There are countless advantages to being the younger sister, the majority of which may be fodder for future posts. A unique, lesser-known pair of advantages for me was the ill-fitting hand-me-down clothes and trips to the grocery store sans-sister, who was off doing bigger-girl things like softball or camp. An odd combination? Hardly.

Different stores proved suitable for different make-believe. Clothing stores were good for jungle raids, for example, whereas the grocery store—with its long aisles—proved conducive to the painfully slow, drawn-out shuffling of a bug-eyed humpback, missing arm optional. Thus I amused myself while being towed from one errand to another. Mom would be pushing the cart and I’d follow, perhaps mildly interested in the produce on either side of the aisle at first…but that got boring pretty quickly, especially when you consider what’s at eye-level for a 4 year-old. Then Igor would emerge. I’d roll one of my shoulders forward, extend and drag the opposite leg behind me while exaggerating the bend in the other, and, if I were feeling particularly gruesome, I’d tuck one of my little arms inside my generally oversized shirt and wrap it tightly around my torso. I’d follow my mother in this state, hobbling and dragging my limb behind me, a truly pathetic creature. 

But you must understand, this wasn’t just a one-off thing. Grocery shopping day was Igor rehearsal day. And I was committed. It wasn’t just a little hobble in the canned food aisle when Mom was spending too long comparing two brands of unsalted tomato paste. Oh no. This was the artist hard at work, perfecting her craft up and down every single aisle after the cart was procured up until check-out. It’s just too bad nobody really took notice. Or so I thought. For 20-some years I was pretty pleased with myself, thinking I’d gotten away with one of the most embarrassing non-tantrum behaviors a child can inflict on a parent. Turns out Mom knew the whole time. She told me when I was in college that she let me go at it because she didn’t want to stunt my creativity.

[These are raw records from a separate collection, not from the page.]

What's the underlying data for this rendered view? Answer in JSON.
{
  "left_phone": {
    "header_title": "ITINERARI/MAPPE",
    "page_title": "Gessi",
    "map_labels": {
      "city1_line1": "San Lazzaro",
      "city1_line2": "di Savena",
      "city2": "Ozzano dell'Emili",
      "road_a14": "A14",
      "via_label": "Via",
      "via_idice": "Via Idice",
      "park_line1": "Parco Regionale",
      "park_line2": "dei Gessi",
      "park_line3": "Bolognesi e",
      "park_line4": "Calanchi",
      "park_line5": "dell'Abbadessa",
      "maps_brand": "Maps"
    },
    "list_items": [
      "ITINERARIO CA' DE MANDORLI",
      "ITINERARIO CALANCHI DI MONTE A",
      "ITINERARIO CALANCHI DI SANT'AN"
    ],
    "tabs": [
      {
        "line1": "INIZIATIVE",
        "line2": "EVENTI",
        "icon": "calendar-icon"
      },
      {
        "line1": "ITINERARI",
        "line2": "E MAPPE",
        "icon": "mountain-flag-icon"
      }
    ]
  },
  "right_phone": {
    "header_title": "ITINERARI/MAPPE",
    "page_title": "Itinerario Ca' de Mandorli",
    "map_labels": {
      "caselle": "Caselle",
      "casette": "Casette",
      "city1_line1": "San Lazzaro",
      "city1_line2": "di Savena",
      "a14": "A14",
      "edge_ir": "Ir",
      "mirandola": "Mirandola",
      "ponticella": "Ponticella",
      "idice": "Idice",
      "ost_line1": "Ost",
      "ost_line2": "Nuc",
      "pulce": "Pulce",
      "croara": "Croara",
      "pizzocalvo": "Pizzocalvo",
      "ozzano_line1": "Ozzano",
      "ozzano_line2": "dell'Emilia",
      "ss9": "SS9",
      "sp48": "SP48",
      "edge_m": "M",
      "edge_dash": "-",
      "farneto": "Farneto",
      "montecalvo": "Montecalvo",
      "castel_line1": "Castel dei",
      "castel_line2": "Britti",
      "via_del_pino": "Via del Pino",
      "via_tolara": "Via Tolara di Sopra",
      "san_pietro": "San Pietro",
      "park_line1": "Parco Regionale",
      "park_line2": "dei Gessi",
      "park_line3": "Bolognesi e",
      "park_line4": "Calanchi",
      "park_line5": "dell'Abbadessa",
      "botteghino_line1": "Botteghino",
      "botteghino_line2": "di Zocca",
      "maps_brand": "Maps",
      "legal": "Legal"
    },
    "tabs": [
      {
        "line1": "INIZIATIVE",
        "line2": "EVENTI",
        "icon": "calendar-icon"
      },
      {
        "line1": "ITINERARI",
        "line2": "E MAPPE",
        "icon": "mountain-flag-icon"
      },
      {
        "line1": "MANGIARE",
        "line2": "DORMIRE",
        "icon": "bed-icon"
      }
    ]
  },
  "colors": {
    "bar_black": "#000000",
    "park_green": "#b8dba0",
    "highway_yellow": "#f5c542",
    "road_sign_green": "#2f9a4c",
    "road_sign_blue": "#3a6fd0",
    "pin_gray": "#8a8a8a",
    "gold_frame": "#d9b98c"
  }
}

Just think of what so many other great things girls all over the world could do—beyond impersonating Igor—if their parents and communities gave them the same chance I had.

-K. Sarah Ostrach
Junior Girl
Girl Museum Inc.